**AIM OF THE TASK**
Set down the complete data exactly as it appears below.

----------

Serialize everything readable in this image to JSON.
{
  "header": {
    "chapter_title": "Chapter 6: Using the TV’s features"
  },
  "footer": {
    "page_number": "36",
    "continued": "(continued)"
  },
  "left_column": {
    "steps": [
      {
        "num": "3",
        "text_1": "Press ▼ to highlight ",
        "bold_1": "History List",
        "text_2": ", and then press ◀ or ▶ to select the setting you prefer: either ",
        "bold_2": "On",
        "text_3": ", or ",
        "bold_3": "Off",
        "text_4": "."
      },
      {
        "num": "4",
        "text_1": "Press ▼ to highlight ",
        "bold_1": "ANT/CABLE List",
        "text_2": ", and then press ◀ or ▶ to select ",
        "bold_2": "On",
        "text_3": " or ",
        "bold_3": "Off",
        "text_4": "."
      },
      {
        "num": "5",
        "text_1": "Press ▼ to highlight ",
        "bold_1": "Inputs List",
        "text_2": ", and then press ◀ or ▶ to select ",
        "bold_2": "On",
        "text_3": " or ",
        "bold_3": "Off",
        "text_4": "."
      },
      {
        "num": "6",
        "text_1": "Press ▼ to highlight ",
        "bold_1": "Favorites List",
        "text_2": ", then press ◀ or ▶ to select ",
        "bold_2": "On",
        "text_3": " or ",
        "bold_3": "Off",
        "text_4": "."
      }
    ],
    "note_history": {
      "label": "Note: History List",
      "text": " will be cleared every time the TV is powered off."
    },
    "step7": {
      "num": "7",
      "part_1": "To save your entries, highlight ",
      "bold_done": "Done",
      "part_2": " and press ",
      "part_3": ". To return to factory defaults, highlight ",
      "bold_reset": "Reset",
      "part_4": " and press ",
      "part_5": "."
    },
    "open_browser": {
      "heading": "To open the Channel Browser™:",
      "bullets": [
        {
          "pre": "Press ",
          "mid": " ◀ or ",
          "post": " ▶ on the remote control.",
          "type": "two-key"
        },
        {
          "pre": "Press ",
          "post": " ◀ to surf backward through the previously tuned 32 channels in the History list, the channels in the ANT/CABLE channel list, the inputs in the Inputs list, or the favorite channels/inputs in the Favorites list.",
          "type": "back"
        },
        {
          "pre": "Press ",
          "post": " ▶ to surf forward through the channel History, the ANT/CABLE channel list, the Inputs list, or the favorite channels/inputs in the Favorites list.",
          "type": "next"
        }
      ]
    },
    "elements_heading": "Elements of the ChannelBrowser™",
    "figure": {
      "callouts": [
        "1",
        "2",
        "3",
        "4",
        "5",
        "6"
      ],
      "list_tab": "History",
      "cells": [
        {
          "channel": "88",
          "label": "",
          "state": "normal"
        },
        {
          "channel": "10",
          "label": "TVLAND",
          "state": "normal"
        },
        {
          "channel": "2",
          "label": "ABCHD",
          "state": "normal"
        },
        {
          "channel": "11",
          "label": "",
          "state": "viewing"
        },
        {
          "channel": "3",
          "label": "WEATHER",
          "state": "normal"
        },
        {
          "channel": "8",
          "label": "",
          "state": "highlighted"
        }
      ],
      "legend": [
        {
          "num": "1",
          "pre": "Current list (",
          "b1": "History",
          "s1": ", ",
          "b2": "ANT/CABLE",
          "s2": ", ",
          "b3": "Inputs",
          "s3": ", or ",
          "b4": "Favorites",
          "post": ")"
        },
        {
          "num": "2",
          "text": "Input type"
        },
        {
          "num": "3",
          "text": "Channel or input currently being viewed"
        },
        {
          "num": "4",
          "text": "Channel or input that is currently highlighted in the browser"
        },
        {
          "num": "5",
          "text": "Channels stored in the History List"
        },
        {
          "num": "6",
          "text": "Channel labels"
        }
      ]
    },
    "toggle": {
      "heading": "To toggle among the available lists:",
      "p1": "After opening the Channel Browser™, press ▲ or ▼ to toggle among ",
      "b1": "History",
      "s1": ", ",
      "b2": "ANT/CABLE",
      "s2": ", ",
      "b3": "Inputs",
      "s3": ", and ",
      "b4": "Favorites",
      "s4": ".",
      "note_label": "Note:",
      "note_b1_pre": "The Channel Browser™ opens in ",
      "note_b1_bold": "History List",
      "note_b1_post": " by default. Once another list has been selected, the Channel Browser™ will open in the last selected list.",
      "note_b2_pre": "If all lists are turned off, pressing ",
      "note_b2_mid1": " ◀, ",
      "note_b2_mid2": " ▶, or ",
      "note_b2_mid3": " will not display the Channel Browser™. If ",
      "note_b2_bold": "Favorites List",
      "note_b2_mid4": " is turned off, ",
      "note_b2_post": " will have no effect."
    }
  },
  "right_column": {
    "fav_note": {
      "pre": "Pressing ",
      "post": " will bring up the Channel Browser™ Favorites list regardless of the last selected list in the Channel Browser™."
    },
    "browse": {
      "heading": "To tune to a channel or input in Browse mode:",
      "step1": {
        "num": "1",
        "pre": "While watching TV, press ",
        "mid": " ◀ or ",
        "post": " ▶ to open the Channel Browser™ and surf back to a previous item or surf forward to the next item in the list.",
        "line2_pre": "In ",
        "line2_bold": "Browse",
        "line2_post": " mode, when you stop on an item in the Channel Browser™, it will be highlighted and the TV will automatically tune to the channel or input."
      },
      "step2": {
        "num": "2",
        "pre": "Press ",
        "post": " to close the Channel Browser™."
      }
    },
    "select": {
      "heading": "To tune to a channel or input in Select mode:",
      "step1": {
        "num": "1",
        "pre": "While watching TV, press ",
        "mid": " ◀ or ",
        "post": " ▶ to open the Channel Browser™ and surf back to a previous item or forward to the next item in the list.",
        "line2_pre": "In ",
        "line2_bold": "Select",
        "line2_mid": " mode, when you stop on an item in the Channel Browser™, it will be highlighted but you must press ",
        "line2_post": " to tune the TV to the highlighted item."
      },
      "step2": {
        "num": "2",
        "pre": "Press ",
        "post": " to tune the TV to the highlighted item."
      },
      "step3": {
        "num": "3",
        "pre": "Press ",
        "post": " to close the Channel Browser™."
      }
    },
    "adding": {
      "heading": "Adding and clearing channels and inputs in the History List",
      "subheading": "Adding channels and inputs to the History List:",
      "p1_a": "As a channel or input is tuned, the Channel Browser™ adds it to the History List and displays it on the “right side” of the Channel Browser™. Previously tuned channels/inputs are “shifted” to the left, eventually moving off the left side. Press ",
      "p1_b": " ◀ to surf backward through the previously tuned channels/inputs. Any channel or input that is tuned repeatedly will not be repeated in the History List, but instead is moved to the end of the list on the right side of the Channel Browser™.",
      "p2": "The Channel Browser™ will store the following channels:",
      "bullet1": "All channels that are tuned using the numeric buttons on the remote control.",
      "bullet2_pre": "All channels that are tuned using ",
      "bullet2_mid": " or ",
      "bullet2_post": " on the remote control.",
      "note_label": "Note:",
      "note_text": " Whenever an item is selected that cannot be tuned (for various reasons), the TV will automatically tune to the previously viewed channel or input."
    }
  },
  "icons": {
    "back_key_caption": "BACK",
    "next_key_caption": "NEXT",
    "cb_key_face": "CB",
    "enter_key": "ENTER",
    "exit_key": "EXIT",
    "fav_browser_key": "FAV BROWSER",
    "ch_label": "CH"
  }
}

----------

**REPLY TO THE TASK**
Serialize everything readable in this image to JSON.
{
  "header": {
    "chapter_title": "Chapter 6: Using the TV’s features"
  },
  "footer": {
    "page_number": "36",
    "continued": "(continued)"
  },
  "left_column": {
    "steps": [
      {
        "num": "3",
        "text_1": "Press ▼ to highlight ",
        "bold_1": "History List",
        "text_2": ", and then press ◀ or ▶ to select the setting you prefer: either ",
        "bold_2": "On",
        "text_3": ", or ",
        "bold_3": "Off",
        "text_4": "."
      },
      {
        "num": "4",
        "text_1": "Press ▼ to highlight ",
        "bold_1": "ANT/CABLE List",
        "text_2": ", and then press ◀ or ▶ to select ",
        "bold_2": "On",
        "text_3": " or ",
        "bold_3": "Off",
        "text_4": "."
      },
      {
        "num": "5",
        "text_1": "Press ▼ to highlight ",
        "bold_1": "Inputs List",
        "text_2": ", and then press ◀ or ▶ to select ",
        "bold_2": "On",
        "text_3": " or ",
        "bold_3": "Off",
        "text_4": "."
      },
      {
        "num": "6",
        "text_1": "Press ▼ to highlight ",
        "bold_1": "Favorites List",
        "text_2": ", then press ◀ or ▶ to select ",
        "bold_2": "On",
        "text_3": " or ",
        "bold_3": "Off",
        "text_4": "."
      }
    ],
    "note_history": {
      "label": "Note: History List",
      "text": " will be cleared every time the TV is powered off."
    },
    "step7": {
      "num": "7",
      "part_1": "To save your entries, highlight ",
      "bold_done": "Done",
      "part_2": " and press ",
      "part_3": ". To return to factory defaults, highlight ",
      "bold_reset": "Reset",
      "part_4": " and press ",
      "part_5": "."
    },
    "open_browser": {
      "heading": "To open the Channel Browser™:",
      "bullets": [
        {
          "pre": "Press ",
          "mid": " ◀ or ",
          "post": " ▶ on the remote control.",
          "type": "two-key"
        },
        {
          "pre": "Press ",
          "post": " ◀ to surf backward through the previously tuned 32 channels in the History list, the channels in the ANT/CABLE channel list, the inputs in the Inputs list, or the favorite channels/inputs in the Favorites list.",
          "type": "back"
        },
        {
          "pre": "Press ",
          "post": " ▶ to surf forward through the channel History, the ANT/CABLE channel list, the Inputs list, or the favorite channels/inputs in the Favorites list.",
          "type": "next"
        }
      ]
    },
    "elements_heading": "Elements of the ChannelBrowser™",
    "figure": {
      "callouts": [
        "1",
        "2",
        "3",
        "4",
        "5",
        "6"
      ],
      "list_tab": "History",
      "cells": [
        {
          "channel": "88",
          "label": "",
          "state": "normal"
        },
        {
          "channel": "10",
          "label": "TVLAND",
          "state": "normal"
        },
        {
          "channel": "2",
          "label": "ABCHD",
          "state": "normal"
        },
        {
          "channel": "11",
          "label": "",
          "state": "viewing"
        },
        {
          "channel": "3",
          "label": "WEATHER",
          "state": "normal"
        },
        {
          "channel": "8",
          "label": "",
          "state": "highlighted"
        }
      ],
      "legend": [
        {
          "num": "1",
          "pre": "Current list (",
          "b1": "History",
          "s1": ", ",
          "b2": "ANT/CABLE",
          "s2": ", ",
          "b3": "Inputs",
          "s3": ", or ",
          "b4": "Favorites",
          "post": ")"
        },
        {
          "num": "2",
          "text": "Input type"
        },
        {
          "num": "3",
          "text": "Channel or input currently being viewed"
        },
        {
          "num": "4",
          "text": "Channel or input that is currently highlighted in the browser"
        },
        {
          "num": "5",
          "text": "Channels stored in the History List"
        },
        {
          "num": "6",
          "text": "Channel labels"
        }
      ]
    },
    "toggle": {
      "heading": "To toggle among the available lists:",
      "p1": "After opening the Channel Browser™, press ▲ or ▼ to toggle among ",
      "b1": "History",
      "s1": ", ",
      "b2": "ANT/CABLE",
      "s2": ", ",
      "b3": "Inputs",
      "s3": ", and ",
      "b4": "Favorites",
      "s4": ".",
      "note_label": "Note:",
      "note_b1_pre": "The Channel Browser™ opens in ",
      "note_b1_bold": "History List",
      "note_b1_post": " by default. Once another list has been selected, the Channel Browser™ will open in the last selected list.",
      "note_b2_pre": "If all lists are turned off, pressing ",
      "note_b2_mid1": " ◀, ",
      "note_b2_mid2": " ▶, or ",
      "note_b2_mid3": " will not display the Channel Browser™. If ",
      "note_b2_bold": "Favorites List",
      "note_b2_mid4": " is turned off, ",
      "note_b2_post": " will have no effect."
    }
  },
  "right_column": {
    "fav_note": {
      "pre": "Pressing ",
      "post": " will bring up the Channel Browser™ Favorites list regardless of the last selected list in the Channel Browser™."
    },
    "browse": {
      "heading": "To tune to a channel or input in Browse mode:",
      "step1": {
        "num": "1",
        "pre": "While watching TV, press ",
        "mid": " ◀ or ",
        "post": " ▶ to open the Channel Browser™ and surf back to a previous item or surf forward to the next item in the list.",
        "line2_pre": "In ",
        "line2_bold": "Browse",
        "line2_post": " mode, when you stop on an item in the Channel Browser™, it will be highlighted and the TV will automatically tune to the channel or input."
      },
      "step2": {
        "num": "2",
        "pre": "Press ",
        "post": " to close the Channel Browser™."
      }
    },
    "select": {
      "heading": "To tune to a channel or input in Select mode:",
      "step1": {
        "num": "1",
        "pre": "While watching TV, press ",
        "mid": " ◀ or ",
        "post": " ▶ to open the Channel Browser™ and surf back to a previous item or forward to the next item in the list.",
        "line2_pre": "In ",
        "line2_bold": "Select",
        "line2_mid": " mode, when you stop on an item in the Channel Browser™, it will be highlighted but you must press ",
        "line2_post": " to tune the TV to the highlighted item."
      },
      "step2": {
        "num": "2",
        "pre": "Press ",
        "post": " to tune the TV to the highlighted item."
      },
      "step3": {
        "num": "3",
        "pre": "Press ",
        "post": " to close the Channel Browser™."
      }
    },
    "adding": {
      "heading": "Adding and clearing channels and inputs in the History List",
      "subheading": "Adding channels and inputs to the History List:",
      "p1_a": "As a channel or input is tuned, the Channel Browser™ adds it to the History List and displays it on the “right side” of the Channel Browser™. Previously tuned channels/inputs are “shifted” to the left, eventually moving off the left side. Press ",
      "p1_b": " ◀ to surf backward through the previously tuned channels/inputs. Any channel or input that is tuned repeatedly will not be repeated in the History List, but instead is moved to the end of the list on the right side of the Channel Browser™.",
      "p2": "The Channel Browser™ will store the following channels:",
      "bullet1": "All channels that are tuned using the numeric buttons on the remote control.",
      "bullet2_pre": "All channels that are tuned using ",
      "bullet2_mid": " or ",
      "bullet2_post": " on the remote control.",
      "note_label": "Note:",
      "note_text": " Whenever an item is selected that cannot be tuned (for various reasons), the TV will automatically tune to the previously viewed channel or input."
    }
  },
  "icons": {
    "back_key_caption": "BACK",
    "next_key_caption": "NEXT",
    "cb_key_face": "CB",
    "enter_key": "ENTER",
    "exit_key": "EXIT",
    "fav_browser_key": "FAV BROWSER",
    "ch_label": "CH"
  }
}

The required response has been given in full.